By Rich Kane
By Joel Beers
By LP Hastings
By Dave Barton
By Patrice Wirth Marsters
By Erin DeWitt
By Taylor Hamby
By LP Hastings
Photo by Deidre SchooIn the land of OCWeeklytheater listings (it's really more of a studio), little things mean a lot. Any time we stumble across something that approaches entertainment, it's like catching a glimpse of the Holy Grail. But lately, we've had the opposite problem: last weekend, 12 musicals clogged the county's arteries—giving us a gout of the brain. And interestingly enough, they covered two ends of the form's spectrum: the kind that have been entertaining the hoi polloi for decades (Guys andDolls, AnythingGoes) and the more contemporary, rock-infused, naughty fare such as the glam-rock homage HedwigandtheAngryInch, the New York Dolls-inspired SoAlone, and the Troubadour Theater Co.'s frenetically uproarious Hamlet,theArtistFormerlyKnownasPrinceofDenmark.
Combine this local flurry of musicals with the fact that the biggest ticket in Southern California next to the Harvest Crusade is Wicked, currently playing at the Pantages in Hollywood, and it's indisputable that in the relatively small world of theater, musicals remain big business.
But why? Musicals bring people to the theater, otherwise they wouldn't be produced—but we've always had community theaters and light operas wasting everybody's time with stuff like Annie.What's curious is that so many storefront theaters—such as the Chance, the Hunger Artists, the Maverick and Stages—are producing musicals at the same time. The reason runs deeper than simple economics.
While I'm not sure if musicals are perceived by ironic disaffected hipsters—and the people who need their support to thrive in the arts—as being any cooler than they ever have been, the musicalnumberdefinitely is. The extraordinary success of such TV shows as TheSimpsonsand SouthParkhas helped create a sea change in the way musical numbers are used in pop-culture vehicles. Disney's animated features always use music to tell their sappy stories, but the newer breed of animated sitcoms (see TheFamilyGuy) use song and dance to mock and satirize not only issues but also musical conventions themselves—and, in the case of SouthPark's brain trust, they can also advocate a decidedly political agenda.
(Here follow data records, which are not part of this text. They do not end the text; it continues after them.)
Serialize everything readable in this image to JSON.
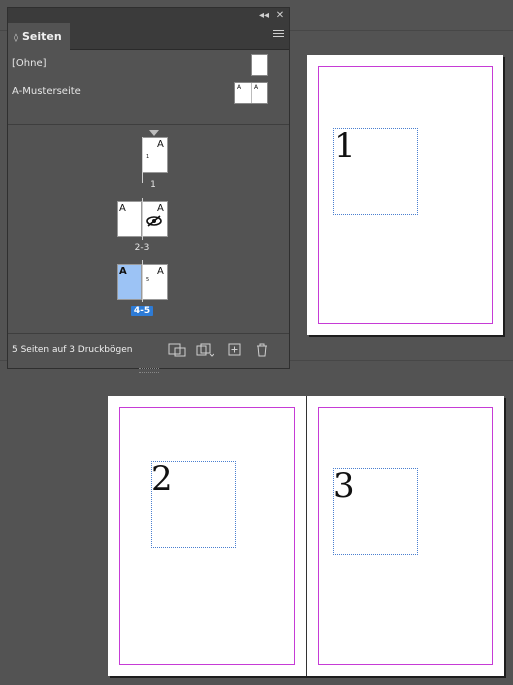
{
  "panel": {
    "tab_label": "Seiten",
    "masters": [
      {
        "label": "[Ohne]"
      },
      {
        "label": "A-Musterseite",
        "left_prefix": "A",
        "right_prefix": "A"
      }
    ],
    "pages": [
      {
        "label": "1",
        "prefix": "A",
        "number": "1"
      },
      {
        "label": "2-3",
        "left_prefix": "A",
        "right_prefix": "A"
      },
      {
        "label": "4-5",
        "left_prefix": "A",
        "right_prefix": "A",
        "right_number": "5",
        "selected": true
      }
    ],
    "status": "5 Seiten auf 3 Druckbögen",
    "footer_icons": [
      "page-size-icon",
      "new-master-page-icon",
      "new-page-icon",
      "delete-page-icon"
    ]
  },
  "document": {
    "pages": [
      {
        "number": "1"
      },
      {
        "number": "2"
      },
      {
        "number": "3"
      }
    ]
  },
  "colors": {
    "margin_guide": "#c63bd6",
    "frame_edge": "#4a7fd0",
    "selection": "#2d7bd6",
    "selected_page": "#9cc3f5"
  }
}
Maybe it has to do with the liberties we allow animated programs versus the conventionality we expect of more realistic forms of visual entertainment. The musical number is, at its heart, an inherently silly notion: people do talk and people do sing, but this side of a padded room, people rarely burst into song while speaking. We understand this on some level, which is why we can rationalize Cartman doing it, but we'd shriek in terror if Jack Tripper or Cliff Huxtable ever did. The new musical number, playing to a shrewdly informed audience with parodies of musical theater programmed into its DNA, is inherently ironic and postmodern, and that may be why the hipper storefront theaters are being drawn to them.
Whatever the reason, it's clear musicals—or at least the use of musical numbers—are becoming more accepted by a youth culture that by and large has resisted big-budget musicals for decades. For every person under the age of 30 who can hum a song from Cats, there are probably 10,000 who can recite "America, Fuck Yeah!" verbatim.
With the exception of the Troubadour's recent Hamletexcursion (which returns in September to Garden Grove), recent local musical productions haven't yet begun to emulate the frenetic, pop-culture riffing of TheSimpsonsor SouthPark.Even the more risqué, such as TheRockyHorrorShow, follow traditional musical-theater models, while SoAloneand Hedwigare basically rock concerts with some dialogue thrown in. But they'd do well to start paying attention to TheSimpsonsand SouthPark.Theaters will eventually run out of steam and money by continually producing plays that are mere proven commodities. You might be passionate about Neil Simon, murder mysteries and the two-hour, well-made play with a 15-minute intermission, but that kind of stuff is incomprehensible to younger audiences with short attention spans and sharply ironized pop-cultural antennae.
If theaters—and theater itself—have any hope of staying in business and staying relevant, they're going to have to start attracting younger bodies and fresher minds by learning to speak the language of people more familiar with the Beastie Boys than Bette Midler, more comfortable with Homer Simpson than Homer's Iliad.Musical numbers could be just what they need.